What is more of a priority for you next year?
- Getting my pay rise in April, even if it's not the best. (57%, 251 Votes)
- Taking action (including striking) for a better deal, even if it doesn't succeed. (43%, 190 Votes)
Total Voters: 441
Unions have agreed to accept this year’s local government pay deal for England, Wales and Northern Ireland, following a protracted dispute.
UNISON confirmed today that unions had collectively accepted employers’ offer of a £1,925 rise for staff outside the capital earning up to £49,950, with a 3.88% hike for those on higher wages than that. Outer London staff will receive a £2,226 rise while colleagues in inner London will get a £2,352 hike up to a defined salary threshold.
However, employers separately stated that, while UNISON and the GMB had formally agreed to settle, Unite had not added its name to the agreement – though the other two unions’ agreement is sufficient for the deal to go through.
The pay deal will be backdated to 1 April, 2023, and apply to the majority of authorities with social services responsibility in England and Wales – those that fall under the National Joint Council for Local Government Services (NJC).
What is employers’ 2023-24 pay offer worth to social workers?
- An NQSW working outside of London on pay point 23, earning £30,151, would see their pay rise by £1,925 or 6.4%.
- An experienced social worker outside of London on pay point 32, earning £38,296, would see their pay rise by £1,925 or 5%.
- A team manager outside of London earning £51,832 would see their pay rise by £2,011 or 3.88%.
NB The figures refer to staff working in councils covered by the National Joint Council for Local Government Services agreement in England and Wales. This group includes a large majority of councils with social services responsibilities.
The road to the pay deal
The agreement comes nine months after the unions lodged their claim for 12.7% – at a time of inflation in excess of 10% – to be met, in February 2023, with what the NJC employers said was their “full and final” offer.
This is the deal that the unions have now accepted. However, the spring and summer saw UNISON ballot its members on taking industrial action, as GMB and Unite members rejected the offer.
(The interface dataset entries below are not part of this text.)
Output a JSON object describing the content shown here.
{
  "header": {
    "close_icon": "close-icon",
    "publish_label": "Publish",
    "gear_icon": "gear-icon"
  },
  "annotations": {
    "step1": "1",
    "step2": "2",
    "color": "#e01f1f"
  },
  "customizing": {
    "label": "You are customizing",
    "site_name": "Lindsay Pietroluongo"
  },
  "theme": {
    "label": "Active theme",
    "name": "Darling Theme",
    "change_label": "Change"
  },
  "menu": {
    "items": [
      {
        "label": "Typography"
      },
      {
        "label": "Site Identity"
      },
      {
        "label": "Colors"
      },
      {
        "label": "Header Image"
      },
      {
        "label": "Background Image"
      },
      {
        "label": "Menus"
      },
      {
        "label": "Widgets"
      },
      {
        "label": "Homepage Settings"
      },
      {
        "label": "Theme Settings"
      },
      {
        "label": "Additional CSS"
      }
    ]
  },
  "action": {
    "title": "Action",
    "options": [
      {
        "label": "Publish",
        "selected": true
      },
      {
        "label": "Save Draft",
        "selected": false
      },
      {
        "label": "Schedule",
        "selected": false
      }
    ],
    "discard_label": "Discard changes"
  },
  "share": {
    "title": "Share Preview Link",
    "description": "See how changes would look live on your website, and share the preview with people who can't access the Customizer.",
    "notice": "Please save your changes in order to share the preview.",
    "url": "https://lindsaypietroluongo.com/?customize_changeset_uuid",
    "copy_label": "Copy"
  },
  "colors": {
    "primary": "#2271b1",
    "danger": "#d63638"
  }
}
However, despite a positive vote in some areas, UNISON, the union with the largest number of social work members, announced in August, decided not to pursue industrial action and opted to seek a negotiated settlement.
At the same time, Unite, following an industrial action ballot, started a campaign of local strikes, which is still ongoing. The GMB carried out its own strike ballot in September and October and announced yesterday that it had not secured a mandate to pursue effective industrial action.
Despite the agreement, Unite said it was persisting with local strikes in pursuit of better deals for members in those areas.
Its national officer, Clare Keogh said: “Unite’ s ongoing local authority disputes will continue and the union will be giving our members rock solid support where they are fighting for improved terms and conditions at the local level. Unite has already secured multiple local wins for our members in different councils across England and Wales. We will continue to back our members 100% who are in dispute so we can build on these locals wins further.”
Staff ‘need the money in pay packets now’
“Following the conclusion of the NJC industrial action ballot the message from the majority of GMB members was clear – though clearly angry, members are struggling in the current climate and need the money in pay packets now,” it said.
On a statement put out on X (formerly, Twitter), UNISON said: “UNISON met with the the other local government unions, GMB and Unite, on 1 Wednesday 2023, and the joint decision is to accept the pay offer of £1,925 on all pay NJC pay points (pro rata’d for part-time and term time only staff. The pay award will be backdated to 1 April 2023.”
It said employers had been informed and unions’ immediate priority was to “get the money into the pay packets of our hardworking members as soon as possible”.
A spokesperson for the NJC employers’ side said that, though payroll arrangements varied from council to council, it was “confident employers will work hard to ensure the pay award and backpay is paid before the end of the year”.
He added that, while there was no legal requirement for employers to pay backpay to staff who had left since April, the employers’ side’s advice was to do so if requested by a former member of staff.
Focus on 2024 pay deal
The unions are also now turning their attention to their 2024 pay claim and would be meeting shortly about this, with consultations with members to follow.
“The fight to restore local government pay will continue and we plan to be stronger than ever to get fair pay for council and school workers,” UNISON added.
In a circular to council chief executives, the employers’ side secretary, Naomi Cooke, criticised the “protracted process” of settling the claim.
She said the backpay that staff would now be due would likely result in a cut to the amount of universal credit (UC) received by lower-paid staff. This is because it would be paid as a lump sum, making it appear that they are earning more than they really are, reducing the amount of benefit they are entitled to.